Everything I know about the difference between good guys and bad guys I learned from my childhood adoration of professional wrestling. Here's the difference: good guys are only good guys because they don't get caught cheating. Bad guys are bad guys from the start and don't hide the fact. That's why I always cheered for the villains. At least, they were honest. Nothing bothered me more than a face pretending to be a hero and getting away with it. Plus, the heels always made for the better characters. Think about it, who was more entertaining to watch? Nikolai Volkoff singing the Soviet national anthem and the Iron Sheik spitting at America, or Ricky Steamboat doing whatever it was he did? And what did he do? Look pretty? I can't remember. The bad guys left an impression. And remember, bad guys are always bad. They never hide it. Good guys who do bad things are fucking scumbags. For argument's sake, let's ignore those of us who are lawful neutral and in-between.
The same principle can be applied to real life. An ideal husband is a worthless piece of shit once he starts cheating. Doesn't matter how wonderful he appears to be beforehand. And that's all it would've been. A façade. You don't cheat if you're good. I don't want excuses. You don't do it. Period. End of discussion. A police officer oversteps his authority? A criminal. A ballplayer cheats to win? Doesn't deserve the rewards. Politician lies? Shouldn't get the votes or hold office.
But, the line gets blurred when it comes to soldiers, doesn't it? That's what I learned from watching American Sniper last night. Clint Eastwood's film is excellent. Not as artsy as The Hurt Locker but more engaging. Bradley Cooper earns his Oscar nomination with his portrayal of military legend Chris Kyle caught between his duty and his moral obligation. Soldiers do bad things but they're not fucking bad guys. They're heroes. Those who send warriors into battle are the real villains. And, I think this goes for both sides. Sure, the film inaccurately portrays all Muslims as Islamic militants. But, a careful analysis reveals that we're only seeing their world through a limited-omniscient narration. We only know what the soldier knows. What he's taught. What he learns. This even applies to his relationship with his wife. All Kyle hears is … you need to come home, we're your family, I can't take this anymore … so that's all we hear. There's no depth to his wife's character. That's not stereotyping, that's storytelling. We only know the world through our protagonist. If that's what Kyle believes, we can't be mad at the movie. Only at the system that created him.

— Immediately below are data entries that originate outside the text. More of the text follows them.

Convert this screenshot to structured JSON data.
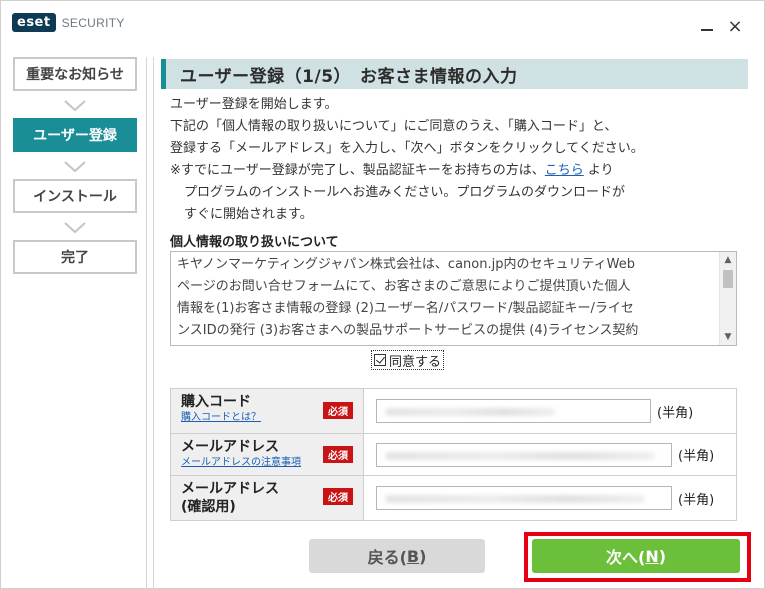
{
  "titlebar": {
    "logo": "eset",
    "product": "SECURITY",
    "minimize_icon": "minimize-icon",
    "close_icon": "close-icon",
    "close_glyph": "×"
  },
  "sidebar": {
    "steps": [
      {
        "label": "重要なお知らせ",
        "active": false
      },
      {
        "label": "ユーザー登録",
        "active": true
      },
      {
        "label": "インストール",
        "active": false
      },
      {
        "label": "完了",
        "active": false
      }
    ]
  },
  "main": {
    "title": "ユーザー登録（1/5）　お客さま情報の入力",
    "intro": {
      "line1": "ユーザー登録を開始します。",
      "line2": "下記の「個人情報の取り扱いについて」にご同意のうえ、「購入コード」と、",
      "line3": "登録する「メールアドレス」を入力し、「次へ」ボタンをクリックしてください。",
      "line4_pre": "※すでにユーザー登録が完了し、製品認証キーをお持ちの方は、",
      "line4_link": "こちら",
      "line4_post": "より",
      "line5": "プログラムのインストールへお進みください。プログラムのダウンロードが",
      "line6": "すぐに開始されます。"
    },
    "privacy": {
      "title": "個人情報の取り扱いについて",
      "lines": [
        "キヤノンマーケティングジャパン株式会社は、canon.jp内のセキュリティWeb",
        "ページのお問い合せフォームにて、お客さまのご意思によりご提供頂いた個人",
        "情報を(1)お客さま情報の登録 (2)ユーザー名/パスワード/製品認証キー/ライセ",
        "ンスIDの発行 (3)お客さまへの製品サポートサービスの提供 (4)ライセンス契約"
      ],
      "scroll_up": "▲",
      "scroll_down": "▼"
    },
    "agree": {
      "label": "同意する",
      "checked": true
    },
    "form": {
      "rows": [
        {
          "label": "購入コード",
          "sublabel": "購入コードとは？",
          "required": "必須",
          "unit": "(半角)"
        },
        {
          "label": "メールアドレス",
          "sublabel": "メールアドレスの注意事項",
          "required": "必須",
          "unit": "(半角)"
        },
        {
          "label": "メールアドレス",
          "label2": "(確認用)",
          "required": "必須",
          "unit": "(半角)"
        }
      ]
    },
    "buttons": {
      "back_pre": "戻る(",
      "back_key": "B",
      "back_post": ")",
      "next_pre": "次へ(",
      "next_key": "N",
      "next_post": ")"
    }
  },
  "colors": {
    "accent": "#1a8e96",
    "header_bg": "#cfe1e3",
    "next_button": "#6bbf3a",
    "required_badge": "#c81414",
    "highlight": "#e60012"
  }
}
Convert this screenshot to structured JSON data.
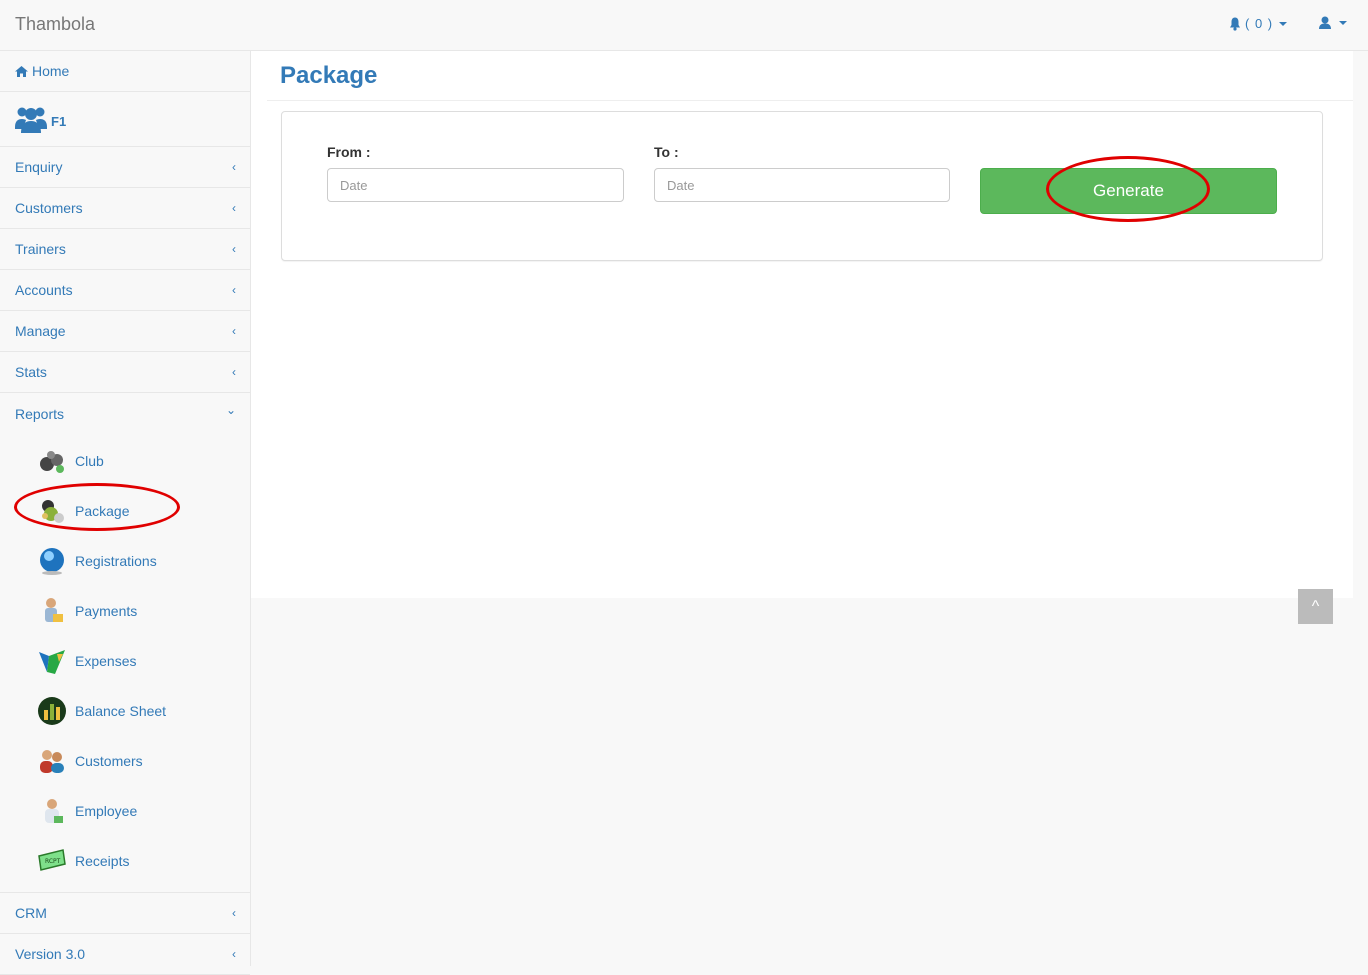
{
  "brand": "Thambola",
  "navbar": {
    "notifications_count": "( 0 )"
  },
  "sidebar": {
    "home": "Home",
    "profile": "F1",
    "items": [
      {
        "label": "Enquiry"
      },
      {
        "label": "Customers"
      },
      {
        "label": "Trainers"
      },
      {
        "label": "Accounts"
      },
      {
        "label": "Manage"
      },
      {
        "label": "Stats"
      },
      {
        "label": "Reports"
      }
    ],
    "reports": [
      {
        "label": "Club",
        "icon": "club-icon"
      },
      {
        "label": "Package",
        "icon": "package-icon"
      },
      {
        "label": "Registrations",
        "icon": "registrations-icon"
      },
      {
        "label": "Payments",
        "icon": "payments-icon"
      },
      {
        "label": "Expenses",
        "icon": "expenses-icon"
      },
      {
        "label": "Balance Sheet",
        "icon": "balance-sheet-icon"
      },
      {
        "label": "Customers",
        "icon": "customers-icon"
      },
      {
        "label": "Employee",
        "icon": "employee-icon"
      },
      {
        "label": "Receipts",
        "icon": "receipts-icon"
      }
    ],
    "bottom": [
      {
        "label": "CRM"
      },
      {
        "label": "Version 3.0"
      }
    ]
  },
  "main": {
    "title": "Package",
    "from_label": "From :",
    "to_label": "To :",
    "date_placeholder": "Date",
    "generate_label": "Generate"
  },
  "back_to_top": "^",
  "colors": {
    "link": "#337ab7",
    "success": "#5cb85c",
    "highlight": "#e00000"
  }
}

On a side note, the real life Chris Kyle had a rather public dispute with my all-time favorite wrestler Jesse "The Body" Ventura. Here's a quick synopsis: Kyle claimed he punched Ventura in the face for badmouthing Navy Seals. Ventura denied the accusation. He was a Seal during the Vietnam War, after all. Seems ridiculous, right? Ventura sued Kyle for defamation and won. Kyle's widow (Kyle was murdered a couple of years ago) is appealing the ruling. Ventura wants more money now because he believes the controversy (pronounced Jimmy Fallon's way, of course) was used to publicize Kyle's book and subsequent blockbuster movie. Make sense?
I find the whole case disheartening. Another tragic twist in another impossible situation. Kyle serves four tours in the Iraq War only to be killed by a crazed veteran. What are the chances? I wish more effort and financial resources were directed to help embattled soldiers. Too many ruined lives are forgotten. That's your ugly.